TASK BRIEF –
Below are entries; count the lines containing the string "nomArtiste". The answer is that number alone.

PROVIDED RECORDS –
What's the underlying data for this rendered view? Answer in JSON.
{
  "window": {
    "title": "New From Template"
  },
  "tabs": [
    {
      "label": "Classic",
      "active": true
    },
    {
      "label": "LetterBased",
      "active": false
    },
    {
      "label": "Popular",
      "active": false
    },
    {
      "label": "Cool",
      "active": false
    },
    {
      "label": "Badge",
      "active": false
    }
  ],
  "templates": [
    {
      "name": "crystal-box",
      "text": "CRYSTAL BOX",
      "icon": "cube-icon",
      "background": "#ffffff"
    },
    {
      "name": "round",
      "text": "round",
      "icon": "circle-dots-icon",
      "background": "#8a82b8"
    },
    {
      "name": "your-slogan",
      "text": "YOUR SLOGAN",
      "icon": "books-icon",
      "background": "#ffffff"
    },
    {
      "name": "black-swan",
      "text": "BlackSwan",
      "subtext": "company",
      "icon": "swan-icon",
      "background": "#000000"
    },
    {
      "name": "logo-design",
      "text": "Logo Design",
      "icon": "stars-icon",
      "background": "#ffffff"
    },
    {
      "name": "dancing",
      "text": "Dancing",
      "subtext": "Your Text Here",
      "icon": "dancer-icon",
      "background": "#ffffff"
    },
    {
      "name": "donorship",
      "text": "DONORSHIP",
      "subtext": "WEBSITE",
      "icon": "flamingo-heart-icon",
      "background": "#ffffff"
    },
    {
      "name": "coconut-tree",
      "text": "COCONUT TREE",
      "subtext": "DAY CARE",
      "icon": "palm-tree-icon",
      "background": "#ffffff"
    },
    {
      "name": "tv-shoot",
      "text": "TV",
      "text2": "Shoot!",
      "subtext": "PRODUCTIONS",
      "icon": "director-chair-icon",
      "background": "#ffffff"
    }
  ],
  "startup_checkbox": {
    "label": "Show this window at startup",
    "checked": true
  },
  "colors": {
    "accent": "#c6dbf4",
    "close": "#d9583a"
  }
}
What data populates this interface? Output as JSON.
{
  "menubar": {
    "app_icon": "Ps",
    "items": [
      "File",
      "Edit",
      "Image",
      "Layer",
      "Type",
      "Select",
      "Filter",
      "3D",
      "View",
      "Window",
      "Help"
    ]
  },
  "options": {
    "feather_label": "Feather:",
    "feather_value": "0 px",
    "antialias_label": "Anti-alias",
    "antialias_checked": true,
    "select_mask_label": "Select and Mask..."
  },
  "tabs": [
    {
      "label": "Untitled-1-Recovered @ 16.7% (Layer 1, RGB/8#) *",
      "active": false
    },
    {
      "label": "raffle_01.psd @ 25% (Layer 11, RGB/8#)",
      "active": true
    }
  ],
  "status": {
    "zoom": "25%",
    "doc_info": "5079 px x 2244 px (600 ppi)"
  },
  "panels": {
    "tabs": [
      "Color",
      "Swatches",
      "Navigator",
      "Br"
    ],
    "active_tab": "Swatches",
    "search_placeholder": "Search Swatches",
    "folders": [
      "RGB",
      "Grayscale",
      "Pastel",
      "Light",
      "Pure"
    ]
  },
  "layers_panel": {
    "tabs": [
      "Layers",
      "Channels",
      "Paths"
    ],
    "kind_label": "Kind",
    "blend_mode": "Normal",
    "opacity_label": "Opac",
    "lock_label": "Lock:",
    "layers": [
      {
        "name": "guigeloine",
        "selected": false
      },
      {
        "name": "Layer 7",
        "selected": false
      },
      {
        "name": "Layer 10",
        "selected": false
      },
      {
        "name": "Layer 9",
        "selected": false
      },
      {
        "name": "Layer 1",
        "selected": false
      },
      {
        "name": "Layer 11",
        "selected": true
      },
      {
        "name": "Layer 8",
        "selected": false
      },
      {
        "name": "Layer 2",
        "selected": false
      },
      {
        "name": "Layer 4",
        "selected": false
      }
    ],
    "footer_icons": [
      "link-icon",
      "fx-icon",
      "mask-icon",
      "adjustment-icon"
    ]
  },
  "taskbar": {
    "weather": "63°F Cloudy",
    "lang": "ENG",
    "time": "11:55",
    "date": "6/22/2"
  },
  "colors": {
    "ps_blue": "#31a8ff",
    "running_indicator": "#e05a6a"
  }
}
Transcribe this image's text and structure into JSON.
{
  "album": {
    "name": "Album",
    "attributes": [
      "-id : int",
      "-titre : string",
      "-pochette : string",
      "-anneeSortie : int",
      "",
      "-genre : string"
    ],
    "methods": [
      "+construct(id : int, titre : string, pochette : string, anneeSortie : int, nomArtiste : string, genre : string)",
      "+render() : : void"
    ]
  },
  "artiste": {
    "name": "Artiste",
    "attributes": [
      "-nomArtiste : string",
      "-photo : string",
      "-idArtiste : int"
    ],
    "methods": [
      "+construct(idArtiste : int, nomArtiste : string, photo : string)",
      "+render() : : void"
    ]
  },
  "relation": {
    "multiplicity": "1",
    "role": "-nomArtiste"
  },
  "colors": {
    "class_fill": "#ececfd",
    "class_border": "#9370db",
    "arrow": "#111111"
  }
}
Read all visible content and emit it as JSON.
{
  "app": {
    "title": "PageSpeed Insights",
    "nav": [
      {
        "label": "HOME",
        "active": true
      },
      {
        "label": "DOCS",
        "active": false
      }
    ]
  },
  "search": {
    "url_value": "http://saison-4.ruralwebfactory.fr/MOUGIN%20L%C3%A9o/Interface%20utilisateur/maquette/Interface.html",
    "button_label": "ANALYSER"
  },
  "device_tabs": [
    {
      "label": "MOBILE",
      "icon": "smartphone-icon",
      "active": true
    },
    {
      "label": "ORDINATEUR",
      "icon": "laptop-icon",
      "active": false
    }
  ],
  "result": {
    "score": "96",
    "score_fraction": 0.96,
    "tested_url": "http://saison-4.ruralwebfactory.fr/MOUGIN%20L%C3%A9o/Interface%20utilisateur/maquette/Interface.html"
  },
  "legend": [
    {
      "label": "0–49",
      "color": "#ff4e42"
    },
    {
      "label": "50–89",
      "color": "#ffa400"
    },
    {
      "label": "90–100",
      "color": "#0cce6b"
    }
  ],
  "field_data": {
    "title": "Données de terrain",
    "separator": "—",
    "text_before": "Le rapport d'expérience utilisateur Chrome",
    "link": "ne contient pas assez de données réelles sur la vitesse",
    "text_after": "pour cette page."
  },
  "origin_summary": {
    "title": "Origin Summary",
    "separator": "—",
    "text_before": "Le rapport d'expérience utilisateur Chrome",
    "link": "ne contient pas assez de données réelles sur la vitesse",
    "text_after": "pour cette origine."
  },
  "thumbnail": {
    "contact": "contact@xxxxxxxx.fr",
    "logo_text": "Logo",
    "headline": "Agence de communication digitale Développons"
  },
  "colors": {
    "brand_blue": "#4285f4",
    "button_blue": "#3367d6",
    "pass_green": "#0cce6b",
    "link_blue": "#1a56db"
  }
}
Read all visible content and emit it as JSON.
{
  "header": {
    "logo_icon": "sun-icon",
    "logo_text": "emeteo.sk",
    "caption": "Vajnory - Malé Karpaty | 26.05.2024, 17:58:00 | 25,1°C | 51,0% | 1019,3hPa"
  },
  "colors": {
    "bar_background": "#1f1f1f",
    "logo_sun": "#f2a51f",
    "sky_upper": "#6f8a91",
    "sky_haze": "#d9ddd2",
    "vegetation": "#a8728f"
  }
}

ANSWER TO THE EXERCISE –
4